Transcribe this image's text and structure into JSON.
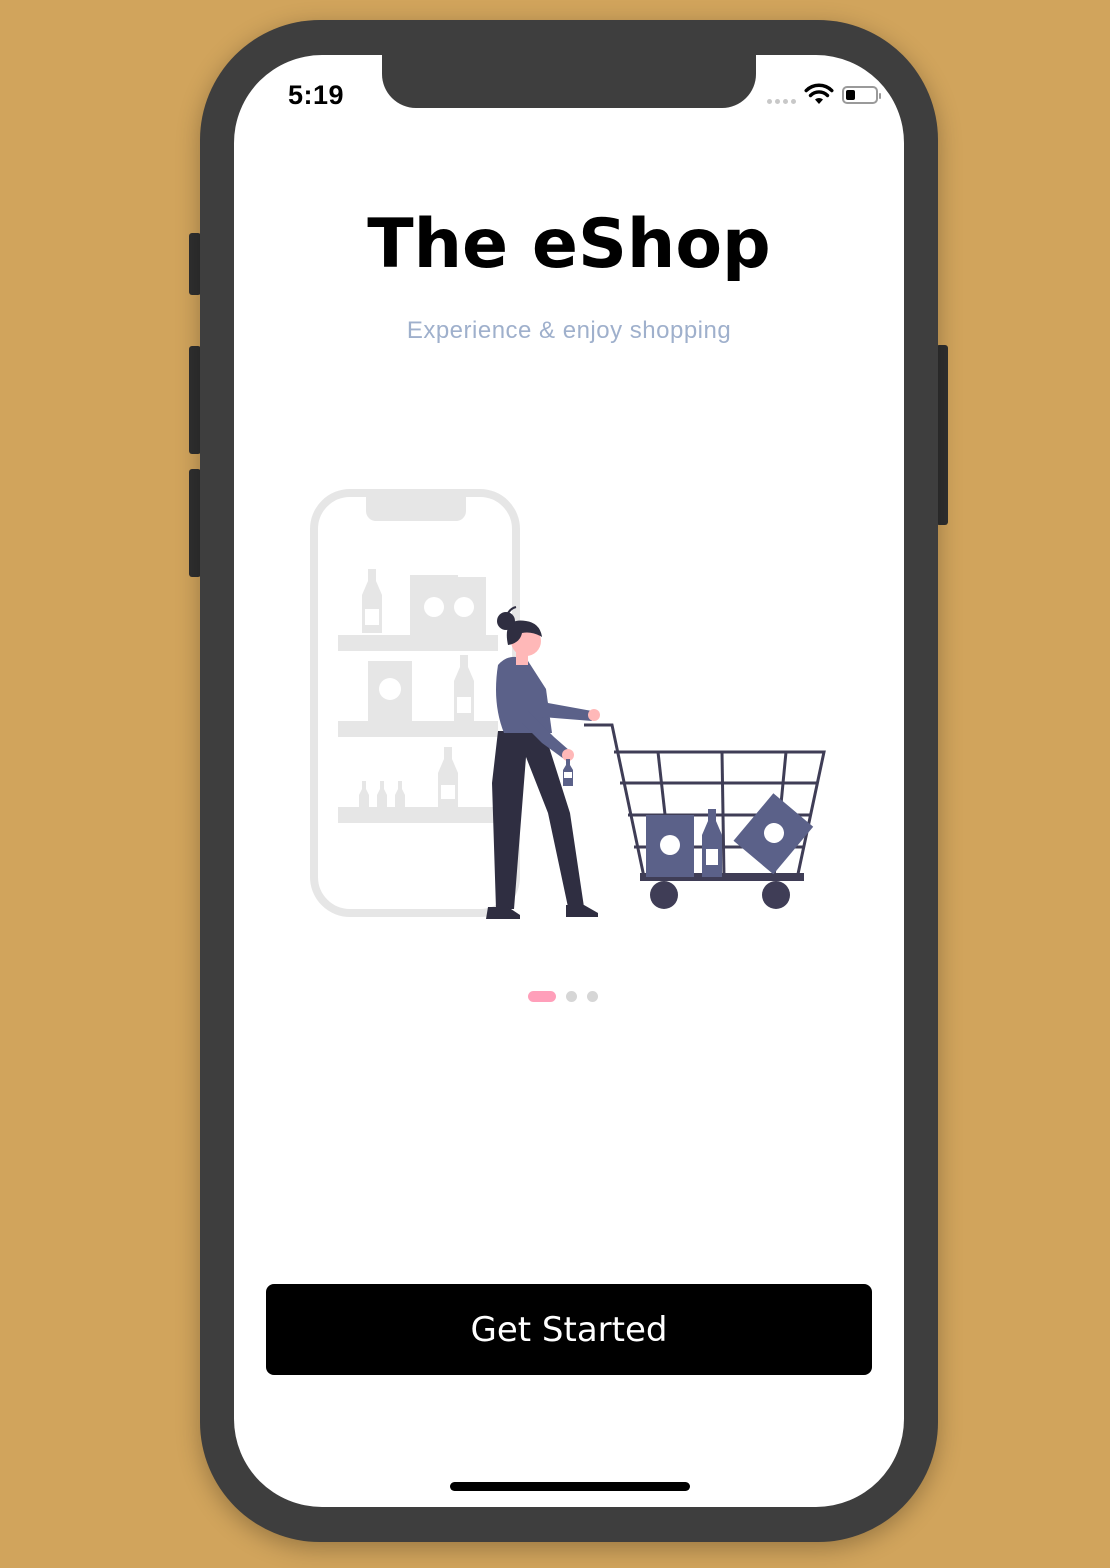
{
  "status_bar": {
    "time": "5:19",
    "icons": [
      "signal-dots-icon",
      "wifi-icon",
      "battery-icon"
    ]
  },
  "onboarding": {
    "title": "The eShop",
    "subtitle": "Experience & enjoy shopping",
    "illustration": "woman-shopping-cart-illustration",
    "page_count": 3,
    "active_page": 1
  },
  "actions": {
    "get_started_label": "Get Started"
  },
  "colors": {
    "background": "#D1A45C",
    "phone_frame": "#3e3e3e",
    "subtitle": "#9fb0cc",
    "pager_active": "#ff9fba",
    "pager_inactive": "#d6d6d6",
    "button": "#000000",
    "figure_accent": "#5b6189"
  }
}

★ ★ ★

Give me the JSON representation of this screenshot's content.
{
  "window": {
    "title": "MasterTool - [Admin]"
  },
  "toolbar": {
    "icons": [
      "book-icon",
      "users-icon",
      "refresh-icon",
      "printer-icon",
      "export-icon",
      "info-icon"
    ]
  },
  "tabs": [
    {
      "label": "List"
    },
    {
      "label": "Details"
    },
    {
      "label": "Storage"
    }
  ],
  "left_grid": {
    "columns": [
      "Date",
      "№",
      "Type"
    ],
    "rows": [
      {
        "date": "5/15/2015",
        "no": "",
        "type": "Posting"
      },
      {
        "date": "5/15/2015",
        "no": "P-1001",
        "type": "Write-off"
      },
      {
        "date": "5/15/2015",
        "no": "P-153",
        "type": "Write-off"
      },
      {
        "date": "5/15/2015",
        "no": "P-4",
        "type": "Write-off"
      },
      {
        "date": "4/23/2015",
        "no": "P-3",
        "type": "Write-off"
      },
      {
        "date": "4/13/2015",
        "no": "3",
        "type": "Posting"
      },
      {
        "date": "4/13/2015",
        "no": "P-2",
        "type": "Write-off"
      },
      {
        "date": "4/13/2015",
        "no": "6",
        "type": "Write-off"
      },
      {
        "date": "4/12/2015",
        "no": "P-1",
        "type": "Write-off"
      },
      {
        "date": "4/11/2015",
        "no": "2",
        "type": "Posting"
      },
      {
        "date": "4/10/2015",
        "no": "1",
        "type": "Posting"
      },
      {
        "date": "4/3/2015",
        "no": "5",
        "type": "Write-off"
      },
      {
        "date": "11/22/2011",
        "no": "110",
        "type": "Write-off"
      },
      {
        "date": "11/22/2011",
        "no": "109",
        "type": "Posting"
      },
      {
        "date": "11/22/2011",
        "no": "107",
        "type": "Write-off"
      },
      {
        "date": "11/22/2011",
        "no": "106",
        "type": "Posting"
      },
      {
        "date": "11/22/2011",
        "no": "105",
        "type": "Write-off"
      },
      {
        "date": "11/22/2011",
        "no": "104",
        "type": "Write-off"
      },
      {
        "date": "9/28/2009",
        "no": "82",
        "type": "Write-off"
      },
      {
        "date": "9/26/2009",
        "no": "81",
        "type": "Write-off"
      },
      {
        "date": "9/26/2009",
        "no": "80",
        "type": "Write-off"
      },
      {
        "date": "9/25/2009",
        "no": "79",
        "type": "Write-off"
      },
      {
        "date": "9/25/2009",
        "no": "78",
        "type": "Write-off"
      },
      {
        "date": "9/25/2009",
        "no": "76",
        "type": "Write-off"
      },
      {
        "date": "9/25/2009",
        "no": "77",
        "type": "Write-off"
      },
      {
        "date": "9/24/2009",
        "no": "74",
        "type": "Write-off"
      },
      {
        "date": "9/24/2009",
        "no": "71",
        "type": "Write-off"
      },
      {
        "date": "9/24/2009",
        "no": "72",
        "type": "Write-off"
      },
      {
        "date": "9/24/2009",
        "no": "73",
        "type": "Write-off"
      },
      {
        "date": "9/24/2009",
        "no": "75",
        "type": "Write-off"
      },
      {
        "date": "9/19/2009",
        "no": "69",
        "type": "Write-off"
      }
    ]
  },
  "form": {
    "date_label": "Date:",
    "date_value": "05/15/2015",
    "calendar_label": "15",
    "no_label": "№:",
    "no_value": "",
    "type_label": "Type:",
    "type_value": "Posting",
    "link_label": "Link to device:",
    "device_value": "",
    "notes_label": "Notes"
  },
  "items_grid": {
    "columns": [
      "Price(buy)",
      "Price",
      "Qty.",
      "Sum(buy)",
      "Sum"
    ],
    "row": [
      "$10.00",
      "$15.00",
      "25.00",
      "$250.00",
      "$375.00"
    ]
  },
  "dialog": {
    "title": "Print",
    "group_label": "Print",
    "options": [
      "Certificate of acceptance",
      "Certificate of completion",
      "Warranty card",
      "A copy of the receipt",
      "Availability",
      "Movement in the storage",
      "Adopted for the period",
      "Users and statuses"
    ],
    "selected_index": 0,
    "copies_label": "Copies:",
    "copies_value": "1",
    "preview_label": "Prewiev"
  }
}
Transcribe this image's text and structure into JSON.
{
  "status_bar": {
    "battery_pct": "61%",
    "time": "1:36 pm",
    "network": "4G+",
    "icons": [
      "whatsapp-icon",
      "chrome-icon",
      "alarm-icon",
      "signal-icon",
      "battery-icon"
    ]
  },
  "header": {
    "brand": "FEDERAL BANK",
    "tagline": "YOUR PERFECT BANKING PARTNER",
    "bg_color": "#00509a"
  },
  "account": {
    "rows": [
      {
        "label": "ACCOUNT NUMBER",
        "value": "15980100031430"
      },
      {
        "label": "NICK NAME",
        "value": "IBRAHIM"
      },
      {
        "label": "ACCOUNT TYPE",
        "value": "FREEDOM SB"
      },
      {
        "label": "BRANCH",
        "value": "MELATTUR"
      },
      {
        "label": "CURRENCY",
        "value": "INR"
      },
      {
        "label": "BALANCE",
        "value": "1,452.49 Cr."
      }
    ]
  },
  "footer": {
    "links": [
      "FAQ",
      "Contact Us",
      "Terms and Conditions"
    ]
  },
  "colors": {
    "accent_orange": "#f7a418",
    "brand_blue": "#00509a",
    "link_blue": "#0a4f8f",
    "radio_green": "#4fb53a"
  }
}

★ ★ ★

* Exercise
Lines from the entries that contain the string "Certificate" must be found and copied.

* Response for this exercise
      "Certificate of acceptance",
      "Certificate of completion",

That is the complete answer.